The bright, brilliant planet Venus stars in the December night skies.

In the waning days of November, Venus waltzed with the large Jupiter, but now the planet approaches Saturn. Look to the southwest sky in the early evening to find Venus, which is a -3.9 magnitude object so bright that it seems like a spotlight. Saturn (zero magnitude) sits higher in the heavens, to Venus’s upper left, but it is substantially dimmer than Venus.

By Dec. 7, Saturn and Venus appear much closer, and early next week, Venus appears to skirt the ringed planet. On Dec. 10-11, Venus is within two degrees of Saturn, according to the U.S. Naval Observatory.

Late in the month, the young sliver of a new crescent moon moves toward Venus. Find them in the southwest in the early evenings of Dec. 27-28. The skinny moon gains heft and moves past the glorious Venus by Dec. 29.

If your favorite number is 12, you’re in luck — on the East Coast. The moon reaches its full phase after midnight Dec. 12 at 12:12 a.m. Eastern Standard Time, according to the Royal Astronomical Society of Canada. Officially, the moon reaches full at 5:12 a.m. Universal Time (Greenwich Mean Time), which means that if you’re in Central Time, for example, the moon reaches full phase Dec. 11 at 11:12 p.m.

The Geminid meteors peak Dec. 13-14, according to the American Meteor Society, with a shower as heavy as 150 shooting stars an hour. (The Royal Astronomical Society forecasts the peak at 120 meteors an hour.) Regardless, on Dec. 13-14, the plump gibbous moon beams all night and washes many meteors out. The following night, the moon remains bright. You may see a handful of meteors, at best.

Meteor showers occur when the Earth strikes the leftover dust trails of comets gone by. In the Geminids’ case, it is asteroid Phaethon 3200 dispensing the dust. Earth’s atmosphere strikes the debris and we get a light show.

The Ursids are a smaller meteor shower with about 10 shooting stars an hour that peak Dec. 21-22. The parent comet for the Ursids is 8P/Tuttle, named for Horace Tuttle, a late-19th-century Naval Observatory astronomer.

On the other side of the world, an annular eclipse — the “ring of fire” kind, where the moon doesn’t quite fit in front of the sun — will occur Dec. 26. Astronomy webcaster will feature live feeds of the event starting at 9:30 p.m. EDT on Dec. 25 (Christmas night). The centerline of the eclipse passes through the Middle East, Sri Lanka, Malaysia and Indonesia. For more information, visit

On Earth’s annual trip around the sun, the Northern Hemisphere is tilted away from the sun, so that we reach the winter solstice — when winter officially starts — Dec. 21 at 11:19 p.m. EST, according to the Naval Observatory.

Down-to-Earth Events:

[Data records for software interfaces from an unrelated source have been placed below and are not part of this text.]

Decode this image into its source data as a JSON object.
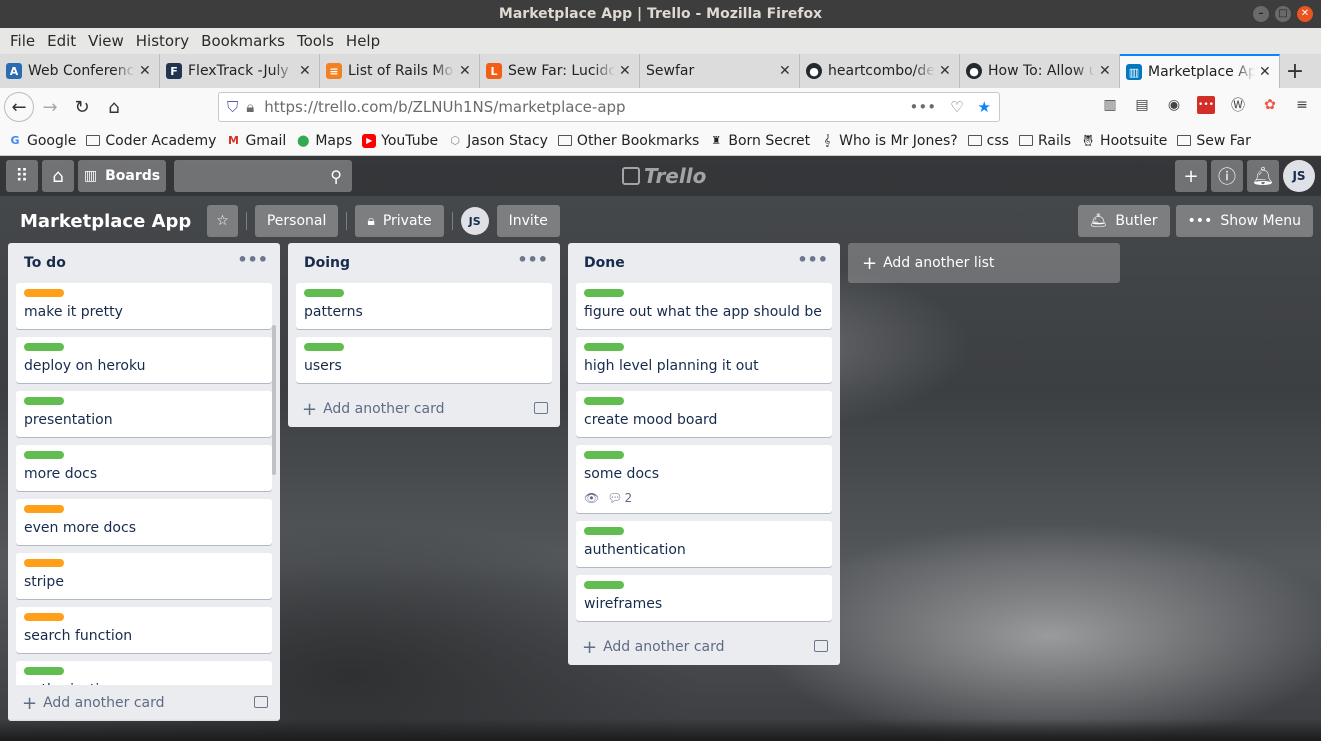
{
  "window": {
    "title": "Marketplace App | Trello - Mozilla Firefox"
  },
  "menu": [
    "File",
    "Edit",
    "View",
    "History",
    "Bookmarks",
    "Tools",
    "Help"
  ],
  "tabs": [
    {
      "label": "Web Conference",
      "icon": "canvas-icon",
      "color": "#2a6bb3"
    },
    {
      "label": "FlexTrack -July",
      "icon": "flextrack-icon",
      "color": "#22344f"
    },
    {
      "label": "List of Rails Mo",
      "icon": "stackoverflow-icon",
      "color": "#f48024"
    },
    {
      "label": "Sew Far: Lucidc",
      "icon": "lucid-icon",
      "color": "#f25f14"
    },
    {
      "label": "Sewfar",
      "icon": "",
      "color": ""
    },
    {
      "label": "heartcombo/de",
      "icon": "github-icon",
      "color": "#24292e"
    },
    {
      "label": "How To: Allow u",
      "icon": "github-icon",
      "color": "#24292e"
    },
    {
      "label": "Marketplace Ap",
      "icon": "trello-icon",
      "color": "#0079bf"
    }
  ],
  "url": "https://trello.com/b/ZLNUh1NS/marketplace-app",
  "bookmarks": [
    {
      "label": "Google",
      "type": "google"
    },
    {
      "label": "Coder Academy",
      "type": "folder"
    },
    {
      "label": "Gmail",
      "type": "gmail"
    },
    {
      "label": "Maps",
      "type": "maps"
    },
    {
      "label": "YouTube",
      "type": "youtube"
    },
    {
      "label": "Jason Stacy",
      "type": "site"
    },
    {
      "label": "Other Bookmarks",
      "type": "folder"
    },
    {
      "label": "Born Secret",
      "type": "site"
    },
    {
      "label": "Who is Mr Jones?",
      "type": "site"
    },
    {
      "label": "css",
      "type": "folder"
    },
    {
      "label": "Rails",
      "type": "folder"
    },
    {
      "label": "Hootsuite",
      "type": "site"
    },
    {
      "label": "Sew Far",
      "type": "folder"
    }
  ],
  "header": {
    "boards_label": "Boards",
    "logo": "Trello",
    "avatar": "JS"
  },
  "board": {
    "title": "Marketplace App",
    "visibility_team": "Personal",
    "visibility": "Private",
    "member_avatar": "JS",
    "invite": "Invite",
    "butler": "Butler",
    "show_menu": "Show Menu"
  },
  "lists": [
    {
      "name": "To do",
      "add_card": "Add another card",
      "cards": [
        {
          "title": "make it pretty",
          "label": "#ff9f1a"
        },
        {
          "title": "deploy on heroku",
          "label": "#61bd4f"
        },
        {
          "title": "presentation",
          "label": "#61bd4f"
        },
        {
          "title": "more docs",
          "label": "#61bd4f"
        },
        {
          "title": "even more docs",
          "label": "#ff9f1a"
        },
        {
          "title": "stripe",
          "label": "#ff9f1a"
        },
        {
          "title": "search function",
          "label": "#ff9f1a"
        },
        {
          "title": "authorisation",
          "label": "#61bd4f"
        }
      ]
    },
    {
      "name": "Doing",
      "add_card": "Add another card",
      "cards": [
        {
          "title": "patterns",
          "label": "#61bd4f"
        },
        {
          "title": "users",
          "label": "#61bd4f"
        }
      ]
    },
    {
      "name": "Done",
      "add_card": "Add another card",
      "cards": [
        {
          "title": "figure out what the app should be",
          "label": "#61bd4f"
        },
        {
          "title": "high level planning it out",
          "label": "#61bd4f"
        },
        {
          "title": "create mood board",
          "label": "#61bd4f"
        },
        {
          "title": "some docs",
          "label": "#61bd4f",
          "comments": "2"
        },
        {
          "title": "authentication",
          "label": "#61bd4f"
        },
        {
          "title": "wireframes",
          "label": "#61bd4f"
        }
      ]
    }
  ],
  "add_list": "Add another list"
}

* Dec. 5 — The University of Maryland Observatory’s open house features a review of undergraduate astronomy research. Afterward, savor the night heavens through telescopes, weather permitting. At the observatory, College Park. 8 p.m.

* Dec. 5 — “The Day We Found the Universe,” a talk by science journalist Marcia Bartusiak of the Massachusetts Institute of Technology and astronomer John Mulchaey of the Carnegie Institution for Science. Find out how a young Edwin Hubble learned nearly a century ago about galaxies beyond the Milky Way. At the Carnegie Institution for Science’s lecture hall, 1530 P St. NW, Washington. 6:30 p.m. Live stream and registration at

* Dec. 8 — “Getting Started in Astrophotography,” a talk by astrophotographer Kevin Quin. At the Northern Virginia Astronomy Club meeting, 163 Research Hall, George Mason University. 7 p.m.

* Dec. 14 — “A Cometary Fossil Inside an Asteroidal Meteorite,” a talk by Larry Nittler of the Carnegie Institution for Science. Lecture at the National Capital Astronomers’ regular meeting, held at the University of Maryland Observatory, College Park. 7:30 p.m.

* Dec. 20 — “Gravitational Dynamics: From Apples to Black Holes,” a talk by astrophysicist Erez Michaely at the University of Maryland observatory, College Park. Enjoy the night sky through telescopes afterward. 8 p.m.